[Activity] Every entry needs to be given again exactly as it reads.

[Records shown]

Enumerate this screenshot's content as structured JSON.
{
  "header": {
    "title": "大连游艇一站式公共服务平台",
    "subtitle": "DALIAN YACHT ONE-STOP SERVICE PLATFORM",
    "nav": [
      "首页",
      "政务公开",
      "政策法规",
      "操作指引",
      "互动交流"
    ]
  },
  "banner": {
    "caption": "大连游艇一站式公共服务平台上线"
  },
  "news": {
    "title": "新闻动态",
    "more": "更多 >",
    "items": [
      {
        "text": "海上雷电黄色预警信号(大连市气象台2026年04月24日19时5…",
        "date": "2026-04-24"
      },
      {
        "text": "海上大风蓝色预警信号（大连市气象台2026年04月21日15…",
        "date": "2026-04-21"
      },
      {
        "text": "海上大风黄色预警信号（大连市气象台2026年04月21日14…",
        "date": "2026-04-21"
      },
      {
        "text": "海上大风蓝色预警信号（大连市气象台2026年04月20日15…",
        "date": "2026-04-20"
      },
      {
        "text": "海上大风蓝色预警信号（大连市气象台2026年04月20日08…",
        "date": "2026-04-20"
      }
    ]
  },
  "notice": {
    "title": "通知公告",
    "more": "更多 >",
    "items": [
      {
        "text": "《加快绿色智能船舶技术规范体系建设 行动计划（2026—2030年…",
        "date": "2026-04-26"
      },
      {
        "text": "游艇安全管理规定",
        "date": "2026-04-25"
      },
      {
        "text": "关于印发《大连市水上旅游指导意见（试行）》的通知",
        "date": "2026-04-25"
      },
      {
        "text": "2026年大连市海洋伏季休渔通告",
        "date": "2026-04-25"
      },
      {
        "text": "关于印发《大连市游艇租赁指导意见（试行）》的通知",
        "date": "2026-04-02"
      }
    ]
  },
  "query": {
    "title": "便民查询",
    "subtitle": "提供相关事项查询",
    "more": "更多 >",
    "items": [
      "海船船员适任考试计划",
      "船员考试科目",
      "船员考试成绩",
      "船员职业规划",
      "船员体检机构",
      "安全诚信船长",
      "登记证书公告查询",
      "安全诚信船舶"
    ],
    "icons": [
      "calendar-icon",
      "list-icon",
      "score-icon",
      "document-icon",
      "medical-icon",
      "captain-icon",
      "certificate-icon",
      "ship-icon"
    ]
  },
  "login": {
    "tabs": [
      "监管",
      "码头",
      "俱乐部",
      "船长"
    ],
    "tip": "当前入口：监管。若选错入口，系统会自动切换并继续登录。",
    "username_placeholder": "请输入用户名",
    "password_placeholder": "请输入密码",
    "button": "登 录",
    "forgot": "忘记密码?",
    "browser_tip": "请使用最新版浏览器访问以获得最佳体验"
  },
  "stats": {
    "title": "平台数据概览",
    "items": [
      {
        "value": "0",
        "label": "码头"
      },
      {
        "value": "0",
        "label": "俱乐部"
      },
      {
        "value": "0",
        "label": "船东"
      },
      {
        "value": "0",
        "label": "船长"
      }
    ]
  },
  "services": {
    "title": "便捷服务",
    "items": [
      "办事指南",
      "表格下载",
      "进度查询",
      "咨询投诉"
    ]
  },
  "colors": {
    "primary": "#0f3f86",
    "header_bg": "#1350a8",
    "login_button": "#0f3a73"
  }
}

[Written solution]
Enumerate this screenshot's content as structured JSON.
{
  "header": {
    "title": "大连游艇一站式公共服务平台",
    "subtitle": "DALIAN YACHT ONE-STOP SERVICE PLATFORM",
    "nav": [
      "首页",
      "政务公开",
      "政策法规",
      "操作指引",
      "互动交流"
    ]
  },
  "banner": {
    "caption": "大连游艇一站式公共服务平台上线"
  },
  "news": {
    "title": "新闻动态",
    "more": "更多 >",
    "items": [
      {
        "text": "海上雷电黄色预警信号(大连市气象台2026年04月24日19时5…",
        "date": "2026-04-24"
      },
      {
        "text": "海上大风蓝色预警信号（大连市气象台2026年04月21日15…",
        "date": "2026-04-21"
      },
      {
        "text": "海上大风黄色预警信号（大连市气象台2026年04月21日14…",
        "date": "2026-04-21"
      },
      {
        "text": "海上大风蓝色预警信号（大连市气象台2026年04月20日15…",
        "date": "2026-04-20"
      },
      {
        "text": "海上大风蓝色预警信号（大连市气象台2026年04月20日08…",
        "date": "2026-04-20"
      }
    ]
  },
  "notice": {
    "title": "通知公告",
    "more": "更多 >",
    "items": [
      {
        "text": "《加快绿色智能船舶技术规范体系建设 行动计划（2026—2030年…",
        "date": "2026-04-26"
      },
      {
        "text": "游艇安全管理规定",
        "date": "2026-04-25"
      },
      {
        "text": "关于印发《大连市水上旅游指导意见（试行）》的通知",
        "date": "2026-04-25"
      },
      {
        "text": "2026年大连市海洋伏季休渔通告",
        "date": "2026-04-25"
      },
      {
        "text": "关于印发《大连市游艇租赁指导意见（试行）》的通知",
        "date": "2026-04-02"
      }
    ]
  },
  "query": {
    "title": "便民查询",
    "subtitle": "提供相关事项查询",
    "more": "更多 >",
    "items": [
      "海船船员适任考试计划",
      "船员考试科目",
      "船员考试成绩",
      "船员职业规划",
      "船员体检机构",
      "安全诚信船长",
      "登记证书公告查询",
      "安全诚信船舶"
    ],
    "icons": [
      "calendar-icon",
      "list-icon",
      "score-icon",
      "document-icon",
      "medical-icon",
      "captain-icon",
      "certificate-icon",
      "ship-icon"
    ]
  },
  "login": {
    "tabs": [
      "监管",
      "码头",
      "俱乐部",
      "船长"
    ],
    "tip": "当前入口：监管。若选错入口，系统会自动切换并继续登录。",
    "username_placeholder": "请输入用户名",
    "password_placeholder": "请输入密码",
    "button": "登 录",
    "forgot": "忘记密码?",
    "browser_tip": "请使用最新版浏览器访问以获得最佳体验"
  },
  "stats": {
    "title": "平台数据概览",
    "items": [
      {
        "value": "0",
        "label": "码头"
      },
      {
        "value": "0",
        "label": "俱乐部"
      },
      {
        "value": "0",
        "label": "船东"
      },
      {
        "value": "0",
        "label": "船长"
      }
    ]
  },
  "services": {
    "title": "便捷服务",
    "items": [
      "办事指南",
      "表格下载",
      "进度查询",
      "咨询投诉"
    ]
  },
  "colors": {
    "primary": "#0f3f86",
    "header_bg": "#1350a8",
    "login_button": "#0f3a73"
  }
}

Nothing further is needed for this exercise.